Four Interesting Facts about Dietary Fat by Stuart MacEwan

When I started training clients 10 years ago, it was common at that time to be very cautious of including too much fat in a clients diet.  The standard reasoning seemed to be that if a client was trying to slim down and burn fat, then it should be reduced or even eliminated from their diet.  Happily, since that time the culture of sports nutrition has reversed itself and begun to recognize daily fat intake as an important macronutrient in a clients diet.  In an effort to get clients to feel more comfortable with including fat into their daily nutritional intake, it is important to understand the unique roles fat plays in regulating our hunger, our digestion and our internal hormonal balance.  Below are 4 points to consider when encouraging your clients to up their dietary fat consumption.  

  1. Saturated fat contains a hormone called leptin.  When saturated fat is digested in the stomach, leptin is sensed and measured by the duodenum (the stomachs sphincter-like gateway to the small intestine).  Leptin is a “satiety hormone” and when the duodenum senses sufficient amounts of leptin, a message is then conveyed to the brain that the stomach is full.  Since most clients are trying to regulate the size of their meals, getting a “full” feeling while eating smaller portion sizes can really help a person feel satisfied with a smaller meal.
  2.  Eating sufficient fat with each meal will slow down the digestion of your meal.  When fat enters the stomach, the stomach produces enterogastrone (a hormone in the mucosa produced by the duodenum) which slows the forward motion of digested food products from the stomach into the small intestine.  And slower digestion is usually a good thing for allowing the body to maintain adequate and stable blood sugar levels, while helping a client feel satisfied between meals.
  3. Both saturated and unsaturated fats are used as the building blocks of hormones in your body.  Just as proteins are broken down into amino acids and then are restructured into your skeletal muscle tissue, so also are dietary fats broken down into the precursor building blocks of hormones.  Insulin, dopamine, cortisol, estrogen, testosterone, growth hormone… all come from dietary fat intake.  Your body makes the greater part of its hormone reserves while you sleep at night.  This further illustrates the importance of getting undisturbed adequate sleep to aide in the regeneration and production of sufficient hormone stores.
  4. Eating adequate dietary fat will reassure your body that fat is plentiful in your daily eating regimen, allowing your body to burn more body-fat from your careful diet and exercise program.  When your body thinks that a daily dietary intake is in consistent short supply, it will take metabolic steps to protect its own internal reserves so as not to become unprotected from deficiencies.  Remember that your metabolism is set up to protect you from famine.  In times of inadequate food intake, it is your internal fat stores that your body will rely on (along with your muscle tissue) to allow you not to die of starvation and mal-nutrition.  Reassure your body that it is not starving by steadily eating balanced portions of fat with your meals.  This will allow your metabolism to free up its own internal fat stores to be burned as energy for your daily lifestyle. 

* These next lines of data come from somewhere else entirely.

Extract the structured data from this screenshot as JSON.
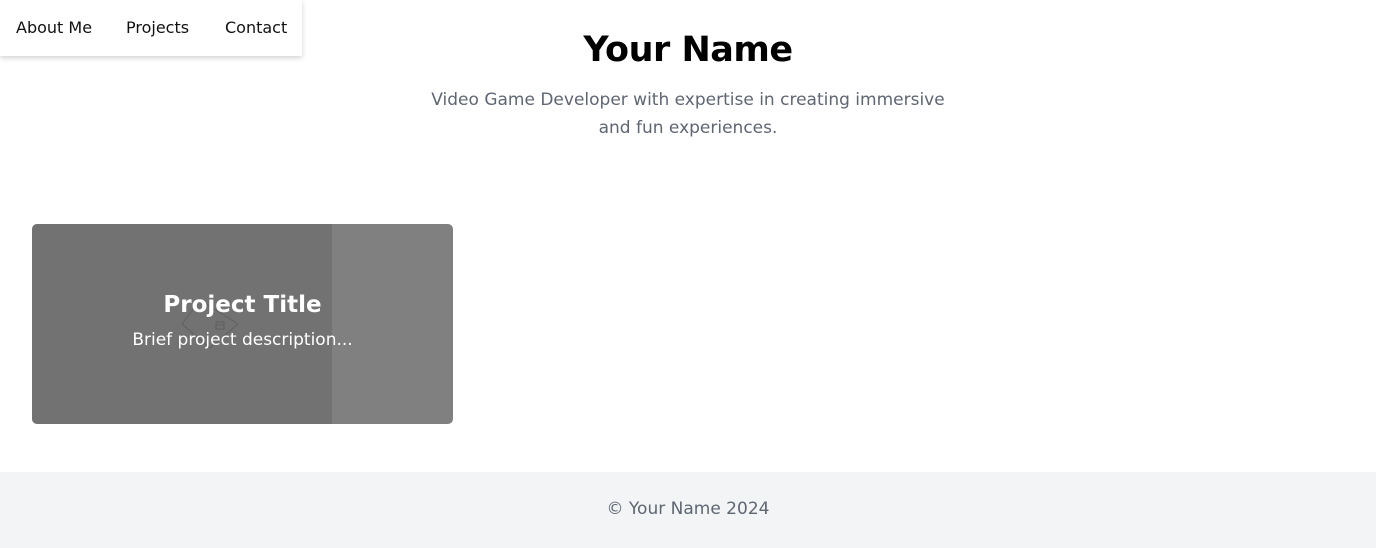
{
  "nav": {
    "items": [
      {
        "label": "About Me"
      },
      {
        "label": "Projects"
      },
      {
        "label": "Contact"
      }
    ]
  },
  "header": {
    "name": "Your Name",
    "tagline": "Video Game Developer with expertise in creating immersive and fun experiences."
  },
  "projects": [
    {
      "title": "Project Title",
      "description": "Brief project description...",
      "image_icon": "broken-image-icon"
    }
  ],
  "footer": {
    "copyright": "© Your Name 2024"
  }
}
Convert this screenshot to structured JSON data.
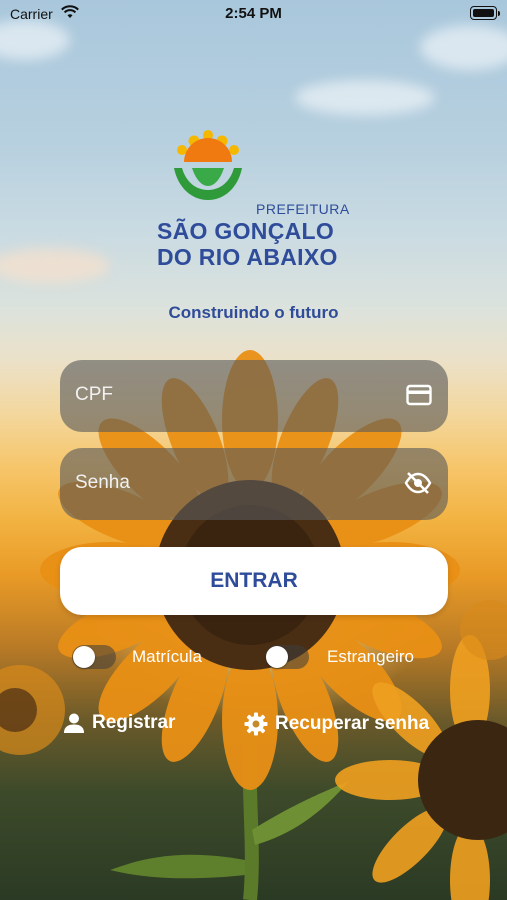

Even with this small selection of important properties and effects of dietary fat, it should be clear that adequate fat intake is a critical part of a clients nutritional regimen.  A nutritionist can help you create a proper nutrition program that includes the right amounts and types of fat in your daily diet.

Gina Day-PriceComment